Parliamentary Briefings & Consultation Responses

Letter to Gillian Keegan MP, Secretary of State for Education 

ALLFIE’s letter to the Education Minister regarding the importance of inclusive education and our concerns with the current education system, including the absence of a fully implemented Article 24 (on inclusive education) of the UN Convention on the Rights of Persons with Disabilities (UNCRPD).

Mrs Keegan,  

As the Director of the Alliance for Inclusive Education, I welcome you into your new appointed role as Secretary of State for Education. Our work intersects with several areas that the Department for Education are responsible for including, Special Educational Needs and Disabilities (SEND), high needs funding and alternative provision. During this time of uncertainty, it is vital that Disabled people have educational equity and that their potential and life courses do not become a casualty of the current circumstances. We welcome your message to the education and care sector on SEND reform, and your commitment to delaying the release of the reform in order to truly listen and consider the consultation and voices of Disabled people. 

We would like the opportunity to meet with you to discuss the importance of inclusive education. ALLFIE has over 30 years of experience and is the only Disabled People’s Organisation (DPO) specialising in the field of education. We passionately believe that inclusive education is a fundamental human right, as set out by the UN Convention on the Rights of Persons with Disabilities (UNCRPD) and is the basis for all Disabled people to develop, achieve and thrive.  

ALLFIE have been active in the recent SEND Review consultation, enabling a wide range of partners to participate in the discussion including teaching professionals, parents and by centring the voices of Disabled children and young people themselves. We believe that the SEND Review could be a vehicle for real, positive transformation, if it centres a truly intersectional, inclusive vision and is led by the experience and expertise of Disabled people. 

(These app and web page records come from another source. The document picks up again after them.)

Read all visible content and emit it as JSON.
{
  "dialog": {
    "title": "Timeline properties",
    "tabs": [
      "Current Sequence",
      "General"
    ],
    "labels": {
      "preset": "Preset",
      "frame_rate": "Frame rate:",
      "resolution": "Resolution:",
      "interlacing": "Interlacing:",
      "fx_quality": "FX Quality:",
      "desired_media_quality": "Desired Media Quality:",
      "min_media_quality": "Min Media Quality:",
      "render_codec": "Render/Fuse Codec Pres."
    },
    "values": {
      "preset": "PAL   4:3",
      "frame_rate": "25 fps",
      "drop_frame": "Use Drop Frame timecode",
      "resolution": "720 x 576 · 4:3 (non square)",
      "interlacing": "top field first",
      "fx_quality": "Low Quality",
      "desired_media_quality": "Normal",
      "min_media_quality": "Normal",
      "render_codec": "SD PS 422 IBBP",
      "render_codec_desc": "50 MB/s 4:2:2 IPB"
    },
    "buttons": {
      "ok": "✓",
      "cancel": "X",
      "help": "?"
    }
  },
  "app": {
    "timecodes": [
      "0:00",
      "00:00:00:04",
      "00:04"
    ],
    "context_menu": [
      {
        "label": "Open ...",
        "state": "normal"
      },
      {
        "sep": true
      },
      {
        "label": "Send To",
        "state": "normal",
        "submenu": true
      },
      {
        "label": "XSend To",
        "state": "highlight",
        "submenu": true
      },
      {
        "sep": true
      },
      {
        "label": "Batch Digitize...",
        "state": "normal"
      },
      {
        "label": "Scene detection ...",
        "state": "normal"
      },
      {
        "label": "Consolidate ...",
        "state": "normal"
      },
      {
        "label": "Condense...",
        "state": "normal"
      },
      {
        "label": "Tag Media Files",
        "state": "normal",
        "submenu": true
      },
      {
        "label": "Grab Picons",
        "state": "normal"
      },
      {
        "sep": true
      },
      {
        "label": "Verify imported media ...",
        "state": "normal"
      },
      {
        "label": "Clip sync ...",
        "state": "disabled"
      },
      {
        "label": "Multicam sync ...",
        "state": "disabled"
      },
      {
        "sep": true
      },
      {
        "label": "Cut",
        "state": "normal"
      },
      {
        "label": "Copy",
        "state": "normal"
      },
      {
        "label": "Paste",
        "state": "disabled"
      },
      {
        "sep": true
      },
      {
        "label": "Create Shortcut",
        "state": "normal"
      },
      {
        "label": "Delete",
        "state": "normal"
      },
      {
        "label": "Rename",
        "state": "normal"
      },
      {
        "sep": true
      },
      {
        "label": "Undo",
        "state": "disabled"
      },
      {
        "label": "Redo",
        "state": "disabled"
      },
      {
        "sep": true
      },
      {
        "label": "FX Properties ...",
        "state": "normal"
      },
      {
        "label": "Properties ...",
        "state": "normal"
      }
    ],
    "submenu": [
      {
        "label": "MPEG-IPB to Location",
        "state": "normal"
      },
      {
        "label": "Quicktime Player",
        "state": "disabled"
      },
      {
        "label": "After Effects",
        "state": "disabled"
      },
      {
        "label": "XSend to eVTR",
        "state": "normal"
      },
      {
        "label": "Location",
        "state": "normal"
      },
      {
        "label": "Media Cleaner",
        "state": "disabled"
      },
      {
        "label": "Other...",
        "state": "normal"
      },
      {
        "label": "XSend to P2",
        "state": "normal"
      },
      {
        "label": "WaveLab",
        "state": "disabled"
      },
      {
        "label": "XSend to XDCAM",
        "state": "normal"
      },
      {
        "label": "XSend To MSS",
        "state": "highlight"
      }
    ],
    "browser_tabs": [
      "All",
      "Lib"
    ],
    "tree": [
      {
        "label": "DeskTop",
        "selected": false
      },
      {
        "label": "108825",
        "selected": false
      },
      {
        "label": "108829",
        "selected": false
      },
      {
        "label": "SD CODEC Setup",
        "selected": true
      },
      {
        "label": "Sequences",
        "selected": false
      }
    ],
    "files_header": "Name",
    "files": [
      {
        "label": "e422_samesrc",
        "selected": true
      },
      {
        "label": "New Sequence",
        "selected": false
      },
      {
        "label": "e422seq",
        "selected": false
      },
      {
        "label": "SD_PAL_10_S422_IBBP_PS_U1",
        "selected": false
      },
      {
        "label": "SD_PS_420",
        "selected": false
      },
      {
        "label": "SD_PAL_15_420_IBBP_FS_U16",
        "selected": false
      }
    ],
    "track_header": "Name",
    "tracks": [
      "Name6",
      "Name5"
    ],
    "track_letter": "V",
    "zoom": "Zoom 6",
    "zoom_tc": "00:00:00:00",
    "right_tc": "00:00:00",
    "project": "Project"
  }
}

We need a clear and comprehensive working definition of inclusive education that is aligned to the UNCRPD (on article 24). This knowledge is essential to embed into the development of successful working practices, that all Disabled young people, parents, institutions, local authorities, and funding agencies are expected to use to guide their practices, operations and decision-making.  

While we recognise the additional funding within your message, the current framework sees educational inclusion underfunded, with baseline funding decreasing in mainstream settings and funding increasingly being invested in segregated provisions, which consequently limits the life chances and potential for Disabled people to achieve in all areas of our society. We are gravely concerned by recent reports that suggest that Local Authorities are being pressured to cut SEND funding in exchange for broader financial assistance from the Government1. In this current crisis, where schools are considering a four-day week2, facing financial collapse3, and are unable to retain essential SEN-focused staff4, we request that as a starting point, the Department for Education give some reassurance that funding intended to support Disabled pupils to access education will be protected and will meet the need. Education is the bedrock of society, and it is necessary that Disabled people, who are disproportionately impacted by every aspect of this crisis, are given the right to lifelong education, and therefore the pathway to reach their potential, within their communities and as part of society as a whole.  

We know from this summer’s statistics5, that the permanent exclusion rate for pupils with an education, health and care plan (EHCP) is 0.08, higher still for pupils labelled with SEN with no EHC plan (SEN support) is 0.15, compared to 0.03 for those without SEN. The suspension rate is also higher, at 12.98 for pupils with an EHC plan and 11.86 for pupils labelled with SEN support, compared to 2.80 for those without SEN. Thus, the Government’s own data makes a compelling argument for a change to the current status quo. We offer an evidenced-based approach to ensuring children and young people fulfil their potential in education, with the unparalleled expertise of being an organisation that is led by Disabled people with lived experience.  

It is imperative that any reform aligns with the UNCRPD, which frames education as a human right, that is centred upon inclusive education. We are deeply concerned about the concept of care and health becoming increasingly synonymous with education, and as a DPO, we believe that Disabled people should have access to autonomous lives with the assistance of independent living. While it is important that Disabled pupils have access to healthcare and social care, needing access to these provision should not supersede the right to education. 

The work of the Department for Education is key to defining the outcomes for Disabled people and we would welcome establishing a long-term, equitable and consultative relationship with the Department. We look forward to speaking to you and working with you and your ministerial team to realise the sustainable and successful vision of inclusive education. 

 Kind regards, 

Michelle Daley

Director to Alliance for Inclusive Education